Three students with a keen interest in a business career explain.
TJ Goetz '14
“After my junior year of high school, I narrowed my higher education options down to two colleges. The first, Iowa State University, allowed me to pick from a variety of specific business majors that would put me on a definite career course. I would be able to jump right into the field of my choice. Grinnell College offered a wide array of broadly based subjects that would eventually lead me to what I want to do.
“For a long time I couldn’t make up my mind, and I didn’t take my indecision lightly. I eventually chose Grinnell, and I now know that I couldn’t have made a better decision. My liberal arts education allows me to understand that sometimes uncertainty is OK — that it can come from critically evaluating ideas to obtain a broader knowledge base. I’ve learned to pursue new levels of thinking, a skill I am not sure I would have gotten elsewhere.
“Through summer internships, I have caught up with many business majors when it comes to overall experience.

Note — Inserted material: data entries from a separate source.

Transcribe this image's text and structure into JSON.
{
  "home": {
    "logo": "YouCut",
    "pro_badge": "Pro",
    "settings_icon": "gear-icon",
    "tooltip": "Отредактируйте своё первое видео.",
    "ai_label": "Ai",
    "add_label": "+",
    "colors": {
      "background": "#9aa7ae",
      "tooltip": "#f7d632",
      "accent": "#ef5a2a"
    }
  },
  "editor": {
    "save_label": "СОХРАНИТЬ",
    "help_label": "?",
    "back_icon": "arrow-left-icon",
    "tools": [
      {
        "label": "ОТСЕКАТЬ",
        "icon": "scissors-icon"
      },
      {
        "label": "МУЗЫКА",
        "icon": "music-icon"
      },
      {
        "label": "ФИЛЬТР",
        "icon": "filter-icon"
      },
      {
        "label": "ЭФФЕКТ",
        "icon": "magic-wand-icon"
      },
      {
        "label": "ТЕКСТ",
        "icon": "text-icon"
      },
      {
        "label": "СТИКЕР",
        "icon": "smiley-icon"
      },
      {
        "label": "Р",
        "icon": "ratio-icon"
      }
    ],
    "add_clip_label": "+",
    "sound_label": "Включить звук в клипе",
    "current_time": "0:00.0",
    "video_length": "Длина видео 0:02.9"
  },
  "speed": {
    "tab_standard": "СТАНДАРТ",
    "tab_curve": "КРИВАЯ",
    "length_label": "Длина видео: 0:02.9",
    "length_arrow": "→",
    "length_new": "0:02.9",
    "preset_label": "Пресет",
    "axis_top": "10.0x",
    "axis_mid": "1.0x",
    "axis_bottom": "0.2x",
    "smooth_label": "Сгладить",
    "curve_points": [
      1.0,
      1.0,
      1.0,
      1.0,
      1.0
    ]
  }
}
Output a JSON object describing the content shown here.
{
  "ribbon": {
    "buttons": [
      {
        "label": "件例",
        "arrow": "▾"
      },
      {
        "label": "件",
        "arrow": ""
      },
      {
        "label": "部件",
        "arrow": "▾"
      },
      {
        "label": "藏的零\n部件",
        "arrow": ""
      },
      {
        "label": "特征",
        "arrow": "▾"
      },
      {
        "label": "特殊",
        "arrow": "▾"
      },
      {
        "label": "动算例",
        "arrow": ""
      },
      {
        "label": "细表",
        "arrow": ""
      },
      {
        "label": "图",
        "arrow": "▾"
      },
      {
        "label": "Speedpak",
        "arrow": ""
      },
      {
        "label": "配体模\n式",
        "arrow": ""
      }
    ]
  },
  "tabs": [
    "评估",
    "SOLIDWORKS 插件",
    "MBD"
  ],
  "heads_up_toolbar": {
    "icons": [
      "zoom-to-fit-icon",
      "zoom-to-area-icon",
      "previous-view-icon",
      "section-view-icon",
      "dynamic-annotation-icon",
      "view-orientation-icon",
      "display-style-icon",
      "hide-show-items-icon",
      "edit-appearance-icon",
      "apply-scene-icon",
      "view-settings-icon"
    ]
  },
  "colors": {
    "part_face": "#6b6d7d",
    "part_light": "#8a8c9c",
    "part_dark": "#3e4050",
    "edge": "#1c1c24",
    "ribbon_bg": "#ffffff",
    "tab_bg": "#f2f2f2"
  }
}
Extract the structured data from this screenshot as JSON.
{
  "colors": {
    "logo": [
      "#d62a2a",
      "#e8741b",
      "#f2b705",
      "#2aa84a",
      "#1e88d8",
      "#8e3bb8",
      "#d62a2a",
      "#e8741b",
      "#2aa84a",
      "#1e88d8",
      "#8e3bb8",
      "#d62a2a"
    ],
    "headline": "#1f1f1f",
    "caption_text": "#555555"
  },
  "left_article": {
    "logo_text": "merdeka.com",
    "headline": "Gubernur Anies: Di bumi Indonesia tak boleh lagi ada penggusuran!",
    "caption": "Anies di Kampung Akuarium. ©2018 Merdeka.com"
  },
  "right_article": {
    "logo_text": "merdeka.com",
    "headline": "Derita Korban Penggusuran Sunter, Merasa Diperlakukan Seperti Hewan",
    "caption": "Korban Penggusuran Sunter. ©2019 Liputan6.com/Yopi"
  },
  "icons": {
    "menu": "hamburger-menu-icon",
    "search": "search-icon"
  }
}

But the moral and ethical base I built and will continue to build during my next two years at Grinnell has been invaluable. My most valuable skills are critically evaluating ideas and building a moral and ethical standard.”
T.J. Goetz ’14 is an economics major from Ankeny, Iowa.
Chen Liang ’14
“Through my liberal arts education, I’ve developed quantitative and qualitative analytical skills from courses in sciences, humanities, and social sciences. With the intense training in communications skills, both written and verbal, I developed skills in business writing. Summer 2011 I interned for TIAA-CREF, a Fortune 100 financial services company and the largest retirement fund management and investment firm in the world.
“A business school offers more directly related skills such as accounting, but my Grinnell education is valuable because of the well-rounded skills and open-mindedness it cultivates — the ability to think outside the box. More importantly, in a business world where client relations is a top priority, a liberal arts education that encourages embracing opportunities and understanding different people, cultures, and languages lets me bring a special value to my internship and my career.”
Chen Liang ’14 is an economics major from the People’s Republic of China.
Connor Schake ’14
“I was always interested in business, and this past spring, a project for Professor Doug Caulkins’ Managing Entrepreneurship and Innovation course prompted me to examine the liberal arts in the context of entrepreneurship. I’d considered starting a company, but assumed I’d be bad at running one. I’d never considered that Grinnell, in its own way, was preparing me to do just that.
“The core disciplines of my majors — history and literature — demand empathy, require an acute perception of culture, and develop an eye toward the grander sweep. Grinnell professors nurture these qualities. I’d like to think these characteristics are those of an efficient and prophetic CEO, preparing an organization for the knowledge economy.
“I’ve spent two summers researching business. But I don’t feel I need to major in the subject: The path I’m on is just more interesting to me right now. I get to learn things I want to learn, and believe that my liberal arts pursuit of meaning will develop the analytical leadership my organization will one day need.
“If nothing else, I like to think I’ll have more to talk about one day.”
Connor Schake ’14 transferred to Grinnell from the University of Colorado. He is an independent major in American studies from Colorado Springs.